  6. ^ a b c Schmitr, Tyler (June 5, 2020). "Hear Meek Mill's gripping new song 'Otherside of America'". Variance. Retrieved June 16, 2020.
  7. ^ a b c d DeLuca, Dan (June 5, 2020). "Meek Mill's new protest song is a message from the 'Otherside of America'". The Philadelphia Inquirer. Retrieved June 16, 2020.
  8. ^ TV News Desk (June 5, 2020). "Meek Mill Releases New Song 'Otherside Of America'". Broadway World. Retrieved June 16, 2020.
  10. ^ RS Charts (June 16, 2020). "RS Charts: DaBaby and Roddy Ricch's 'Rockstar' Repeats at Number One". Rolling Stone. Retrieved June 16, 2020.CS1 maint: uses authors parameter (link)
  11. ^ a b Mahjouri, Shakiel (June 5, 2020). "Meek Mill Calls Out Donald Trump On 'Otherside Of America'". ET Canada. Retrieved June 16, 2020.

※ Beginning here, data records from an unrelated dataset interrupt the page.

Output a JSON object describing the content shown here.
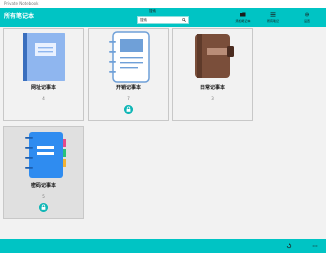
{
  "window": {
    "title": "Private Notebook"
  },
  "header": {
    "title": "所有笔记本",
    "search_label": "搜索",
    "search_value": "搜索",
    "buttons": [
      {
        "label": "添加笔记本",
        "icon": "folder-plus-icon"
      },
      {
        "label": "所有笔记",
        "icon": "list-icon"
      },
      {
        "label": "设置",
        "icon": "gear-icon"
      }
    ]
  },
  "notebooks": [
    {
      "name": "网址记事本",
      "count": "4",
      "locked": false,
      "icon": "blue-book-icon"
    },
    {
      "name": "开销记事本",
      "count": "7",
      "locked": true,
      "icon": "spiral-notepad-icon"
    },
    {
      "name": "日常记事本",
      "count": "3",
      "locked": false,
      "icon": "leather-journal-icon"
    },
    {
      "name": "密码记事本",
      "count": "5",
      "locked": true,
      "icon": "tabbed-notebook-icon"
    }
  ],
  "footer": {
    "icons": [
      "sync-icon",
      "more-icon"
    ]
  },
  "colors": {
    "accent": "#00c4c4",
    "lock_badge": "#10b6b6"
  }
}
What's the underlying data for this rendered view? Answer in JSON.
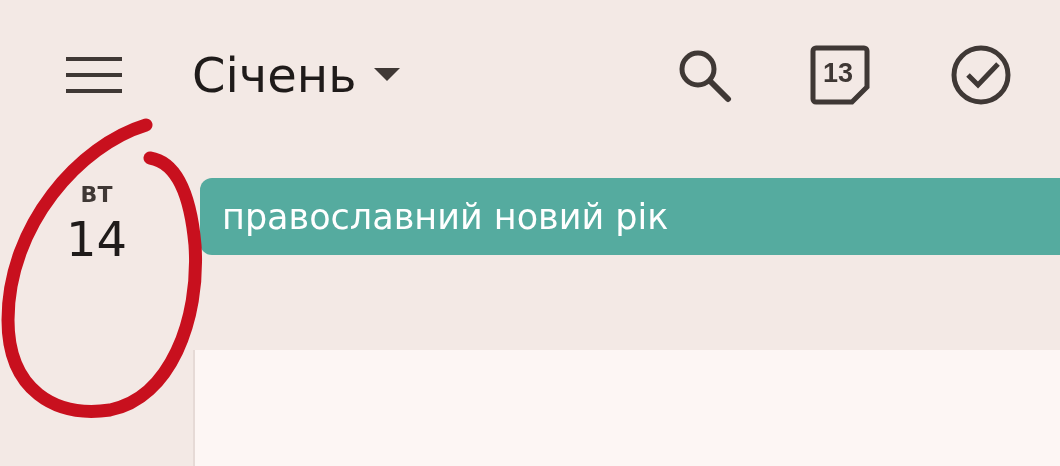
{
  "header": {
    "month": "Січень",
    "calendar_day": "13"
  },
  "day": {
    "weekday": "ВТ",
    "number": "14"
  },
  "events": [
    {
      "title": "православний новий рік",
      "color": "#55ab9f"
    }
  ]
}
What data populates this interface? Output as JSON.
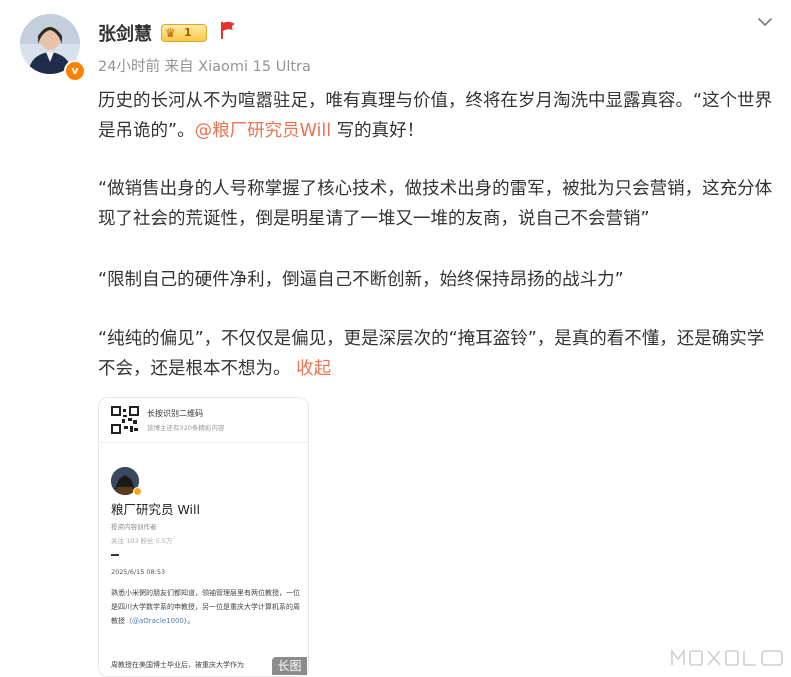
{
  "author": {
    "name": "张剑慧",
    "level": "1",
    "time": "24小时前",
    "source": "来自 Xiaomi 15 Ultra",
    "verified_mark": "v"
  },
  "post": {
    "p1_text": "历史的长河从不为喧嚣驻足，唯有真理与价值，终将在岁月淘洗中显露真容。“这个世界是吊诡的”。",
    "mention": "@粮厂研究员Will",
    "p1_tail": " 写的真好！",
    "p2": "“做销售出身的人号称掌握了核心技术，做技术出身的雷军，被批为只会营销，这充分体现了社会的荒诞性，倒是明星请了一堆又一堆的友商，说自己不会营销”",
    "p3": "“限制自己的硬件净利，倒逼自己不断创新，始终保持昂扬的战斗力”",
    "p4": "“纯纯的偏见”，不仅仅是偏见，更是深层次的“掩耳盗铃”，是真的看不懂，还是确实学不会，还是根本不想为。",
    "collapse": "收起"
  },
  "card": {
    "qr_title": "长按识别二维码",
    "qr_sub": "该博主还有320条精彩内容",
    "name": "粮厂研究员 Will",
    "role": "投资内容创作者",
    "stats": "关注 103  粉丝 5.5万",
    "date": "2025/6/15 08:53",
    "text_a": "熟悉小米粥的朋友们都知道，领袖管理层里有两位教授，一位是四川大学数学系的申教授，另一位是重庆大学计算机系的周教授（",
    "text_link": "@aOracle1000",
    "text_b": "）。",
    "tail": "周教授在美国博士毕业后，被重庆大学作为",
    "long_badge": "长图"
  },
  "icons": {
    "more": "chevron-down-icon",
    "flag": "flag-icon",
    "crown": "crown-icon"
  },
  "colors": {
    "link": "#eb7350",
    "meta": "#939393",
    "orange": "#ff8200"
  }
}
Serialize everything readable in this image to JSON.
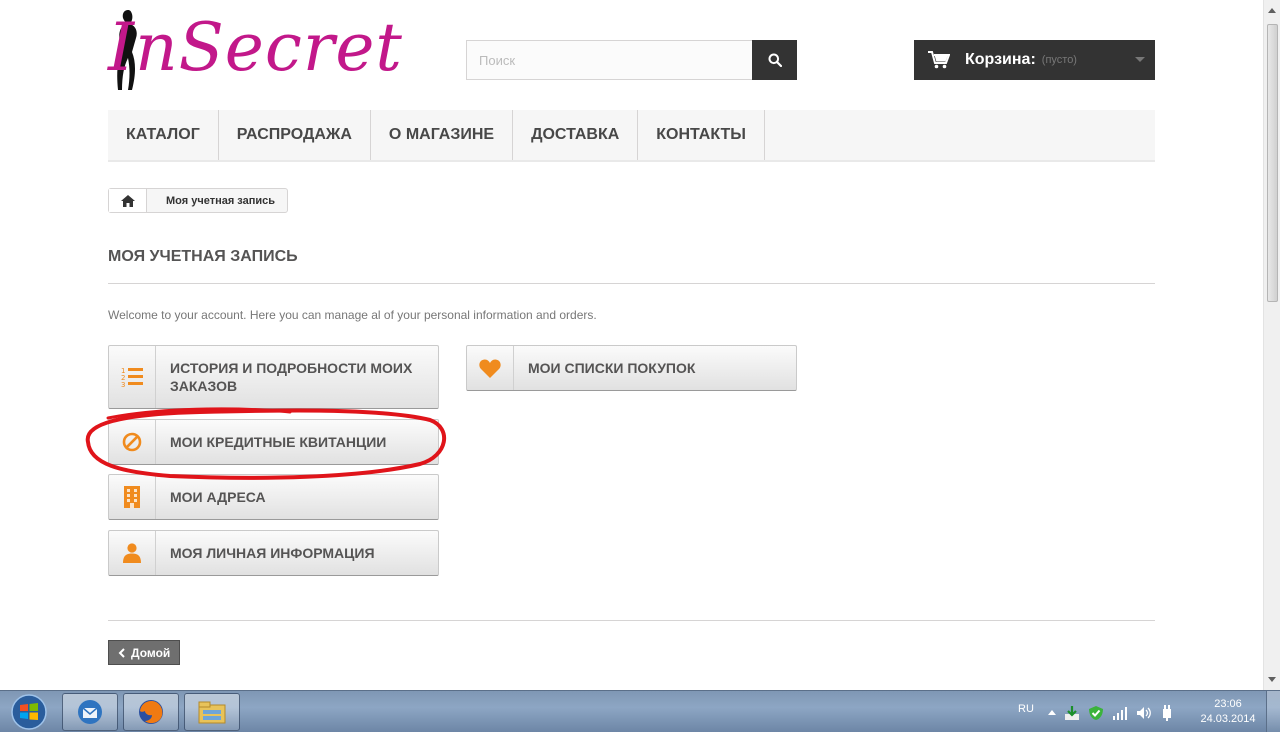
{
  "header": {
    "logo_text": "InSecret",
    "search_placeholder": "Поиск",
    "cart_title": "Корзина:",
    "cart_status": "(пусто)"
  },
  "menu": {
    "items": [
      "КАТАЛОГ",
      "РАСПРОДАЖА",
      "О МАГАЗИНЕ",
      "ДОСТАВКА",
      "КОНТАКТЫ"
    ]
  },
  "breadcrumb": {
    "current": "Моя учетная запись"
  },
  "page": {
    "title": "МОЯ УЧЕТНАЯ ЗАПИСЬ",
    "welcome": "Welcome to your account. Here you can manage al of your personal information and orders."
  },
  "account_links": {
    "order_history": "ИСТОРИЯ И ПОДРОБНОСТИ МОИХ ЗАКАЗОВ",
    "credit_slips": "МОИ КРЕДИТНЫЕ КВИТАНЦИИ",
    "addresses": "МОИ АДРЕСА",
    "personal_info": "МОЯ ЛИЧНАЯ ИНФОРМАЦИЯ",
    "wishlists": "МОИ СПИСКИ ПОКУПОК"
  },
  "footer": {
    "home_button": "Домой"
  },
  "colors": {
    "accent_orange": "#f08b1e",
    "brand_magenta": "#c2188a",
    "annotation_red": "#e0141a",
    "dark_button": "#333333"
  },
  "taskbar": {
    "language": "RU",
    "time": "23:06",
    "date": "24.03.2014",
    "apps": [
      "thunderbird-icon",
      "firefox-icon",
      "explorer-icon"
    ]
  }
}
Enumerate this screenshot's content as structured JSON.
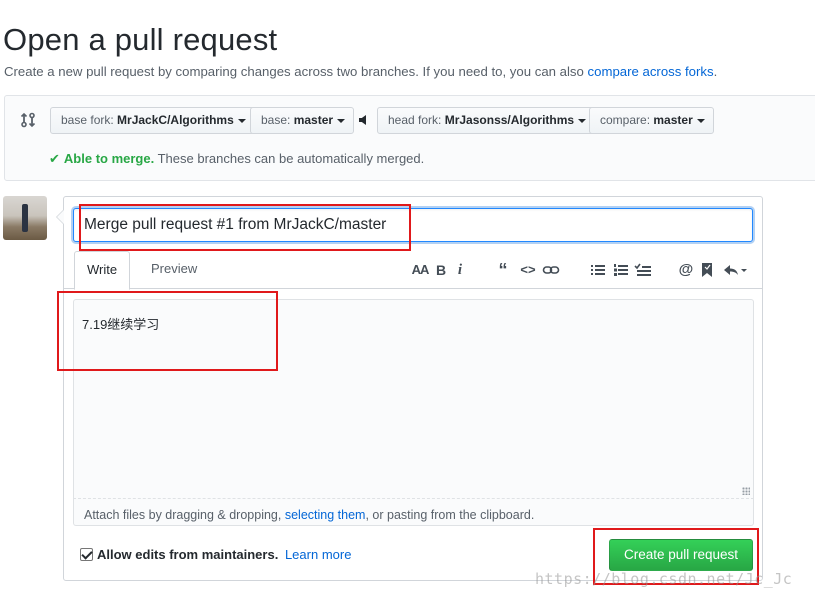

  12. ^ a b "Otherside Of America - Meek Mill (verified commentary by Meek Mill)". Genius. Retrieved June 16, 2020.
  13. ^ Kreps, Daniel (June 5, 2020). "Meek Mill's 'Other Side of America' Tackles Racial Inequality". Rolling Stone. Retrieved June 16, 2020.
  14. ^ Kenneally, Cerys (June 5, 2020). "Meek Mill releases new song "Otherside of America"". The Line of The Best Fit. Retrieved June 16, 2020.
  15. ^ "Meek Mill shares passionate new song, "Other Side of America"". ABC News Radio. June 5, 2020. Retrieved June 16, 2020.
  16. ^ Price, Joe (June 5, 2020). "Meek Mill Shares Passionate New Song "Otherside of America"". Complex. Retrieved June 16, 2020.
  17. ^ Jones, Marcus (June 5, 2020). "Friday Five: Meek Mill showcases the other side of America, YG says 'FTP,' and more". EW. Retrieved June 16, 2020.
  18. ^ Madden, Sidney (June 5, 2020). "Heat Check: Reportin' Live From The Other Side". NPR. Retrieved June 16, 2020.
  19. ^ "Meek Mill Chart History (Canadian Hot 100)". Billboard. Retrieved June 17, 2020.
  20. ^ "Meek Mill Chart History (Hot 100)". Billboard. Retrieved June 16, 2020.
  21. ^ "Meek Mill Chart History (Hot R&B/Hip-Hop Songs)". Billboard. Retrieved June 20, 2020.
  22. ^ RS Charts (June 15, 2020). "RS Charts: DaBaby and Roddy Ricch's 'Rockstar' Repeats at Number One". Rolling Stone. Retrieved June 16, 2020.CS1 maint: uses authors parameter (link)